Be sure to reference BCD #V816100

Hertz Car Rental

Call for Quote: 800-654-2200


Be sure to reference CDP #205666

Dollar Car Rental

Call for Quote: 800-800-4000


Be sure to reference CDP #3042236

Thrifty Car Rental

Call for Quote: 800-847-4389


Be sure to reference CDP #3042238

Payless Car Rental

Call for Quote: 800-729-5377


Be sure to reference PDN #A071900

May 31, 2017

UFCW welcomes new Viroqua Food Co-op members

We’re excited to announce some new additions to our UFCW family! Earlier this month, over 45 hardworking men and women of the Viroqua Food Co-op in Viroqua, Wis., joined UFCW Local 1473.

Looking for ways to build a better workplace for everyone, co-op staff were eager to work together to improve scheduling, job postings, and wages. They approached UFCW Local 1473 a few months ago about these issues and their interest in joining our union family. We’re proud of our new members and the initiative they’ve shown to really make a positive change.

“We welcome the opportunity to bargain on behalf of the employees of Viroqua Food Co-op,” said UFCW Local 1473 President John Eiden. “The local is committed to developing a productive relationship that benefits all parties.”

UFCW represents workers at a number of other co-ops across the country. In 2015, UFCW Local 1459 hosted the first ever “Co-op Workers Summit,” providing an opportunity for the men and women who work at these cooperatives to discuss the unique challenges they face and work together to brainstorm solutions and improvements.

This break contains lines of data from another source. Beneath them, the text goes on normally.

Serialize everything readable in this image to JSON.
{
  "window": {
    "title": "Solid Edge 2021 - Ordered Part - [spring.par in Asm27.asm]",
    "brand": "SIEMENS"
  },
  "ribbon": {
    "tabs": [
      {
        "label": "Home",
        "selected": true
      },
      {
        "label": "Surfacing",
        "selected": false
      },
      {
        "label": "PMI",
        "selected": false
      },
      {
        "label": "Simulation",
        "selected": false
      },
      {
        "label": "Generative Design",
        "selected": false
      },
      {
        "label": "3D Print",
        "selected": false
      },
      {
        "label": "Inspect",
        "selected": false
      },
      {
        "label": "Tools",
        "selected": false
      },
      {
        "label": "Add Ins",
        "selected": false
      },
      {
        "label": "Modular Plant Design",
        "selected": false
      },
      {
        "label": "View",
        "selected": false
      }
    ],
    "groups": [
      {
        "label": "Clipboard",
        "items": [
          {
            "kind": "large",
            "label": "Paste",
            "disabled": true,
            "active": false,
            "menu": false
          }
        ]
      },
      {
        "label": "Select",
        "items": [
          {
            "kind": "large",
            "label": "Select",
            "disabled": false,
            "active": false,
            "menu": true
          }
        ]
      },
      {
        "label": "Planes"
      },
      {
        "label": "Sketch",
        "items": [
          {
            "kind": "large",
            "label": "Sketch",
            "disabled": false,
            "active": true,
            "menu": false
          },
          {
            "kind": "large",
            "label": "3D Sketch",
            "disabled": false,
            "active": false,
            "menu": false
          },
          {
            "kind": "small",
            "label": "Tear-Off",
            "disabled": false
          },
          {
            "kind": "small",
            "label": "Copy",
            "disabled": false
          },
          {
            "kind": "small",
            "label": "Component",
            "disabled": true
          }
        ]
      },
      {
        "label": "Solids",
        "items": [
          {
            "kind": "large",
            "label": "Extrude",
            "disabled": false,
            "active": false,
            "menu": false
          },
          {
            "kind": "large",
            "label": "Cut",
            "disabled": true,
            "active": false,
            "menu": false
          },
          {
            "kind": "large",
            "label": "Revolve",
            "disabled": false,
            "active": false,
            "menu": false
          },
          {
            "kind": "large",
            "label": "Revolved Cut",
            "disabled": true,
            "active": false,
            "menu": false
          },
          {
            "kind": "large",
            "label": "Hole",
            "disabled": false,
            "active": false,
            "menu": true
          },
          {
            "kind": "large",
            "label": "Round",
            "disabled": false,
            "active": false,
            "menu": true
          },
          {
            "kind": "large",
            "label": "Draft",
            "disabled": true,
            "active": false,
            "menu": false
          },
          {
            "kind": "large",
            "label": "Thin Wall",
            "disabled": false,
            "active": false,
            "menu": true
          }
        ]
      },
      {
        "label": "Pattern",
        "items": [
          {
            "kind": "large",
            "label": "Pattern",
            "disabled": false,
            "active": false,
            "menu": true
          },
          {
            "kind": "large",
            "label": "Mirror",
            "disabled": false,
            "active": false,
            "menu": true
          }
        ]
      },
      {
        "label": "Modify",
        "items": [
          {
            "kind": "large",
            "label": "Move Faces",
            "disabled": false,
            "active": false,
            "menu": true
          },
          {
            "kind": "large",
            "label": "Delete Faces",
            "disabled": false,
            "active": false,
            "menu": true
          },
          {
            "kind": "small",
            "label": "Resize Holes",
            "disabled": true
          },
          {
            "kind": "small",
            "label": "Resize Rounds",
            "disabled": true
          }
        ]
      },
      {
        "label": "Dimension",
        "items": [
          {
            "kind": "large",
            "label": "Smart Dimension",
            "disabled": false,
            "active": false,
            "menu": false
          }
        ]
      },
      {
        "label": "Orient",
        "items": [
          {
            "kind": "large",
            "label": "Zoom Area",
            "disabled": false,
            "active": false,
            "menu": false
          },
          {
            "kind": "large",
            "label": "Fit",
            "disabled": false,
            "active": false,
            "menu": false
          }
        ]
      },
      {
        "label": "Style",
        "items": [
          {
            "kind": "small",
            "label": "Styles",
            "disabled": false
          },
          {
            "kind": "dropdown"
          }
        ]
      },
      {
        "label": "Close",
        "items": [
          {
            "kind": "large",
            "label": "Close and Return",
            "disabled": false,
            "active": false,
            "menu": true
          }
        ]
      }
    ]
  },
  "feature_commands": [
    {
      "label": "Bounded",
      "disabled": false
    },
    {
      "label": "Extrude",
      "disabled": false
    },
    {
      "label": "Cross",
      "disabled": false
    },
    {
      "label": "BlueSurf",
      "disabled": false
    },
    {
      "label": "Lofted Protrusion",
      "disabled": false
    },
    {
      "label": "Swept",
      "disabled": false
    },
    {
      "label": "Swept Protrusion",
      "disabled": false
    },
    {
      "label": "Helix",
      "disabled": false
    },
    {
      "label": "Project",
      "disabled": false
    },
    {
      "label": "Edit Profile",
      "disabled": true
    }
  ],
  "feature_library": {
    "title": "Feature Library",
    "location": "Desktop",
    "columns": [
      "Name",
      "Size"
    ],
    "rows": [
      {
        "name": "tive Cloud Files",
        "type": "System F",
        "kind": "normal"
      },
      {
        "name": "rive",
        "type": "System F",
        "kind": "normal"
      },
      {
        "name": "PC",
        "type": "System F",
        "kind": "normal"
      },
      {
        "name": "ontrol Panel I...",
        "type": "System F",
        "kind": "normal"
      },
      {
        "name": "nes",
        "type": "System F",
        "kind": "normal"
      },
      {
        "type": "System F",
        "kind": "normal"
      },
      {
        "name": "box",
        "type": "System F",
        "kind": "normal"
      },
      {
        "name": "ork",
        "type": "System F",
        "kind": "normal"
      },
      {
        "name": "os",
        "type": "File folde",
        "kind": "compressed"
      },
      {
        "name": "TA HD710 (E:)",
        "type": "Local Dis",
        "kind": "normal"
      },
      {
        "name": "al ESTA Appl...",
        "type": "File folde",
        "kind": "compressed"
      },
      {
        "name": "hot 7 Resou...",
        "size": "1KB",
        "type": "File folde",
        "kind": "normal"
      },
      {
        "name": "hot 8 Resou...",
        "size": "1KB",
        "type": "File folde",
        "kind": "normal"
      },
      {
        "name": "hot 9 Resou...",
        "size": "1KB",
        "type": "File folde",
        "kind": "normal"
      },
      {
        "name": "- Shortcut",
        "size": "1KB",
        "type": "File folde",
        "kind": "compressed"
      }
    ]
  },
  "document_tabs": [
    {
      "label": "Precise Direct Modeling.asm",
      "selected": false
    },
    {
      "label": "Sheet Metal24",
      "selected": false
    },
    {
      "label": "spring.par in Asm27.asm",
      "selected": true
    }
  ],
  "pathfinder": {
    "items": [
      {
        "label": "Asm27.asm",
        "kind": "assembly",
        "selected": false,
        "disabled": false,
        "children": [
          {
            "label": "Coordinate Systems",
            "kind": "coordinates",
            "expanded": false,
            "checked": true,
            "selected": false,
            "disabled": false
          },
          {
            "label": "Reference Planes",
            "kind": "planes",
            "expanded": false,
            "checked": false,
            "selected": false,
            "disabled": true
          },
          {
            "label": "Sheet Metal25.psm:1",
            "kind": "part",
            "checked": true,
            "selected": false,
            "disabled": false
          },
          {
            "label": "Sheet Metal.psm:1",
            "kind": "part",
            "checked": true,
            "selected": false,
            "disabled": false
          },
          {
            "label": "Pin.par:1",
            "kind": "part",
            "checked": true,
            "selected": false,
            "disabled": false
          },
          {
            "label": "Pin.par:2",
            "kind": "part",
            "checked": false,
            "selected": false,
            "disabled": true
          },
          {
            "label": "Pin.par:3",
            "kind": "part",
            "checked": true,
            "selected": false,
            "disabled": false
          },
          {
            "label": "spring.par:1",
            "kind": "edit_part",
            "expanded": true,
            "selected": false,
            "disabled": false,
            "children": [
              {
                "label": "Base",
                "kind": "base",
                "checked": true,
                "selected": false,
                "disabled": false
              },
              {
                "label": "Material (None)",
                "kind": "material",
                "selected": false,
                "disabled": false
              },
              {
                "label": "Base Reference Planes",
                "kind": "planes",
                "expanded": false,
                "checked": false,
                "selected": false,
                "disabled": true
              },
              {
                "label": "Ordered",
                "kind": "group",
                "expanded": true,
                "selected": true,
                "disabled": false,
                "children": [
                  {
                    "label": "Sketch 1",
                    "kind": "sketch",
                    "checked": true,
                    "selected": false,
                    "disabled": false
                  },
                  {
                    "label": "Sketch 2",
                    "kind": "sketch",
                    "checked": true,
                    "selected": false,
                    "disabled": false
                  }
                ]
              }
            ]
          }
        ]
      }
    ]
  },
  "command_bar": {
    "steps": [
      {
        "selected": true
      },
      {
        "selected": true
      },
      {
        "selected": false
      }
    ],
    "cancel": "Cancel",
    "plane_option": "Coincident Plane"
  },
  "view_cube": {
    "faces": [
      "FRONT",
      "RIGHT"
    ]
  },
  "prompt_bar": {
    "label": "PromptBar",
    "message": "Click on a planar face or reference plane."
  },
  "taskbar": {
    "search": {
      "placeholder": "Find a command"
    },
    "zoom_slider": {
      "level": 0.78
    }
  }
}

“It’s critically important that the co-op movement doesn’t leave the workers’ voice behind,” said John Cevasco, a grocery worker from Greenfield’s Market in Greenfield, Mass., and a UFCW Local 1459 member who attended the summit in 2015. “We found our voice at Greenfield’s by forming a union, and I know our co-op is stronger because of it.”

“My coworkers and I organized because we believe in workplace democracy,” said Phil Bianco, a UFCW Local 876 member at People’s Food Co-op in Ann Arbour, Mich. “We believe in the values of the cooperative movement. We see those values—democracy, sustainability, autonomy—as perfectly in line with those of the labor movement. In fact, we know the cooperative and labor movements are stronger when united. We urge all workers everywhere to do what we did. Whatever your situation, organize your power and change your circumstances for the better.


May 30, 2017

UFCW Cake Decorator Explains How To Make An Icing Rose

Watch cake decorator and member of UFCW Local 23 Carolyn Brooks show you how to make icing roses—perfect for your next birthday, wedding, anniversary, or bridal shower cake.


May 26, 2017

Theme park discounts for UFCW members

Time to Save and Splash at America’s Favorite Theme Parks

For many amusement parks around the country, Memorial Day weekend kicks off the start to the full season. Whether you are a roller coaster enthusiast or just like an excuse to eat funnel cake, your UFCW membership gives you discounts on some of the most popular parks in the country, such as:

  • Disney
  • Six Flags (Multiple locations)
  • Adventureland Park
  • Colonial Williamsburg
  • Crayola Experience
  • Dollywood
  • Dorney Park
  • Funtown Splashtown USA
  • Hersheypark
  • Kings Dominion
  • LEGOLAND (Multiple locations)
  • SeaWorld
  • Sesame Place
  • Universal Studios

Access Your Water and Theme Park Discounts

Accessing your discounts does require setting up an account on the Union Plus website, which is free for UFCW members. From there, you’ll not only get access to discounts on theme parks, but discounts on movie tickets, hotels, car rental, and more that can help you squeeze a little more fun out of your wallet.